87428
Engine No.
1212
Documents
US Title
  • One of BMW’s most celebrated pre-war automobiles
  • Badged to replicate the rare post-war EMW 327
  • Powered by a Bristol-built, overhead-valve M328 engine
  • Appealing black and red livery over a tan interior
language

Originally launched by BMW in 1937, the famous 327’s first iteration was the sleek and sensual cabriolet. Based on the chassis of the previous 326, this new model represented a great shift in the design language of the Bavarian firm. Instead of the boxy, upright sedans of the previous decade, the cabriolet was all lightness and flow, resplendent with the luxurious designs of the 1930s.

Though the body was supplied by coachbuilder Autenrieth in Darmstadt, the entirety of the 327 was assembled at the Eisenach factory. The ashwood frame was combined with the straight-six engine previously seen on the 326—though this new model produced an additional 5 horsepower and reached top speeds of 125 km/h. BMW would up the ante by offering the M328 engine from the 328 sports car as an option to further increase the performance capabilities of the model.

Prior to its acquisition by Gene Ponder, the BMW 327 Sport Cabriolet on offer was part of a private collection in Caracas, Venezuela. Photographs on file from this period of ownership, beginning in the early 1990s, display the same black and red color scheme as seen on the car today.

After entering the Ponder collection in 2017, the cabriolet received extensive mechanical work as detailed in a series of invoices from 2019 and 2020. The car was fitted with a Bristol overhead-valve M328 engine, fully rebuilt by marque experts and bringing a welcome gain in performance. At this time, the vehicle was also fitted with EMW badges to replicate the rare post-war examples produced within the Russian-occupied East German zone.
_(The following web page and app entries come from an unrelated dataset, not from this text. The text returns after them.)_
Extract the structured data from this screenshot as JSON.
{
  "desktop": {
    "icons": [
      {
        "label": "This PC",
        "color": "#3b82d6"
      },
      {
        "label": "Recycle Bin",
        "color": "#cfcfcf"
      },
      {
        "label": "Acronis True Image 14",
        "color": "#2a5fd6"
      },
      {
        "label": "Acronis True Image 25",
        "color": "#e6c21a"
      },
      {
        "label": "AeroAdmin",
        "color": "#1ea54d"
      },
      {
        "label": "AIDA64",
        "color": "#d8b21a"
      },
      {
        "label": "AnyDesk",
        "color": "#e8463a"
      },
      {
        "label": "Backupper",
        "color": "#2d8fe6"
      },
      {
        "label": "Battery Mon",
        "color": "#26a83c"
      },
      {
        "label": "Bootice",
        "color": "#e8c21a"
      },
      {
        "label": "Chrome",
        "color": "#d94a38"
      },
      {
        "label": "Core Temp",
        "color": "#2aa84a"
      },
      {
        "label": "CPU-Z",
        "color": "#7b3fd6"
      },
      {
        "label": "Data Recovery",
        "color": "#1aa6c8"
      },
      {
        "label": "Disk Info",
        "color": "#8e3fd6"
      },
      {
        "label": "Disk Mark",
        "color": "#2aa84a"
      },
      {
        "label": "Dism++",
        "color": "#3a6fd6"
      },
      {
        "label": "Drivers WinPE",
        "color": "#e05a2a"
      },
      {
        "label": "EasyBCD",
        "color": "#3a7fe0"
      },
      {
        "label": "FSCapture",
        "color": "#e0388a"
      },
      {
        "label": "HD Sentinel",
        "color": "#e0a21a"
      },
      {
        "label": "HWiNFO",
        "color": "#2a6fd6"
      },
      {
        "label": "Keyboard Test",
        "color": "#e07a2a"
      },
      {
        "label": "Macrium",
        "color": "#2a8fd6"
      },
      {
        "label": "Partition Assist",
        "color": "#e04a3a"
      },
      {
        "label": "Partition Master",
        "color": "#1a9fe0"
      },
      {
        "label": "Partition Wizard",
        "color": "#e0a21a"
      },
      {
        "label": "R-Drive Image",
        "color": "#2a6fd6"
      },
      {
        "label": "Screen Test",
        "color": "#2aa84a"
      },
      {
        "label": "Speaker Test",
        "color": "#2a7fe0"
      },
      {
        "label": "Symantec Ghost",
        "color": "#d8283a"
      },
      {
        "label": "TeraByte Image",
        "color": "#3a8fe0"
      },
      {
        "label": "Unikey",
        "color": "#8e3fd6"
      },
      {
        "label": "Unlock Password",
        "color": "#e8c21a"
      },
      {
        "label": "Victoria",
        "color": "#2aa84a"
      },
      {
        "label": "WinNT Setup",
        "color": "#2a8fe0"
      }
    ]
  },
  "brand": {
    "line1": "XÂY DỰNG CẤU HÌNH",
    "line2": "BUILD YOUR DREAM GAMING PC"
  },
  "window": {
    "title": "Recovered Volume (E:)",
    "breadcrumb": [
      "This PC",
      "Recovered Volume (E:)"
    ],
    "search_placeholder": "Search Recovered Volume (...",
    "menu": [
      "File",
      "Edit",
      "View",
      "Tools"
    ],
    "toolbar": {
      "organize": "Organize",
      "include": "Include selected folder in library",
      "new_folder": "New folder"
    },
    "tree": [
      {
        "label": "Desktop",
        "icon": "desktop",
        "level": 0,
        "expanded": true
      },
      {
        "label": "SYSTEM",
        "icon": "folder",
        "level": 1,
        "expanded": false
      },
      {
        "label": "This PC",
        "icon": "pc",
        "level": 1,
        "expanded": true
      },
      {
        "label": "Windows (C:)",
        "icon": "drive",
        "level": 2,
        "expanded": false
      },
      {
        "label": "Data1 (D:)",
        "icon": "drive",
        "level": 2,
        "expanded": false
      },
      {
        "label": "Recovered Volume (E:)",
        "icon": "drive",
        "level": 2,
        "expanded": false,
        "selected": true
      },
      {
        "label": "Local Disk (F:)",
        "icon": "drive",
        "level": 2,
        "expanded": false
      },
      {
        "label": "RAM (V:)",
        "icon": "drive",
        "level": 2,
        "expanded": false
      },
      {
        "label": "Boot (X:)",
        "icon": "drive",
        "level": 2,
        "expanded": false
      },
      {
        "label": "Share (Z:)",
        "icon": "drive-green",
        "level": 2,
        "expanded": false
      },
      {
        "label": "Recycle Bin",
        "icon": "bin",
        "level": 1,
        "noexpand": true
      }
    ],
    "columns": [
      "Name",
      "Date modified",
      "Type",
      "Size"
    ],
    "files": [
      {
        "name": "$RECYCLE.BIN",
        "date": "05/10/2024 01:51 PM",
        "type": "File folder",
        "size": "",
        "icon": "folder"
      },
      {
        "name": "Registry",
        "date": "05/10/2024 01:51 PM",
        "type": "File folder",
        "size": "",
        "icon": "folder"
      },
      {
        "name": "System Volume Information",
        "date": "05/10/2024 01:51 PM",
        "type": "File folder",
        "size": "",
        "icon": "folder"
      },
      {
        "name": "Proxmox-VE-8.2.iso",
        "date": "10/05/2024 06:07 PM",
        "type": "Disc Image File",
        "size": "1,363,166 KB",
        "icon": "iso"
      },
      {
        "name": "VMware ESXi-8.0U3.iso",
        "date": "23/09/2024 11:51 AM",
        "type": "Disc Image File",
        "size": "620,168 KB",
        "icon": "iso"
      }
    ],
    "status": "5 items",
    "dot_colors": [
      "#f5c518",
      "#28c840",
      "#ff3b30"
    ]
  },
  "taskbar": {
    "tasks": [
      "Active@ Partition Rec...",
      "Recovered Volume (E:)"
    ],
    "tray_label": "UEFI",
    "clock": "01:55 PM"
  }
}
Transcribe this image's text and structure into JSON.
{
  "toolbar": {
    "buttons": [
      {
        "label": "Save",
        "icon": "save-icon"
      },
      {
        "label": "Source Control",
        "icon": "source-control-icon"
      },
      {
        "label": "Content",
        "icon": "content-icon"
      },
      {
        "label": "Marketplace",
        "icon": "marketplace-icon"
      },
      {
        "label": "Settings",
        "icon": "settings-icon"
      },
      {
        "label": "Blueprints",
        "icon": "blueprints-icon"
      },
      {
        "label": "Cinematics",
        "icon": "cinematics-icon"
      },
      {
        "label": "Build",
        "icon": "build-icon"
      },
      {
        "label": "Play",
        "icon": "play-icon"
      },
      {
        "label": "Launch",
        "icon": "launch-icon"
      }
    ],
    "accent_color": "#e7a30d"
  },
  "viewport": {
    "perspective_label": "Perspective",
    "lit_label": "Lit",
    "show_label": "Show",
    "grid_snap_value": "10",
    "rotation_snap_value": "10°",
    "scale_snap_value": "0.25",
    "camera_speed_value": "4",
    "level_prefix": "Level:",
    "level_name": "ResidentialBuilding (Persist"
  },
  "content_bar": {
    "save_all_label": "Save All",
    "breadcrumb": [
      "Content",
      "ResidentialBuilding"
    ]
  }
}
With a unique look and a powerful engine, this BMW is attractive on many levels, exhibiting tastefully executed elements that evoke an interesting period of post-war automotive history.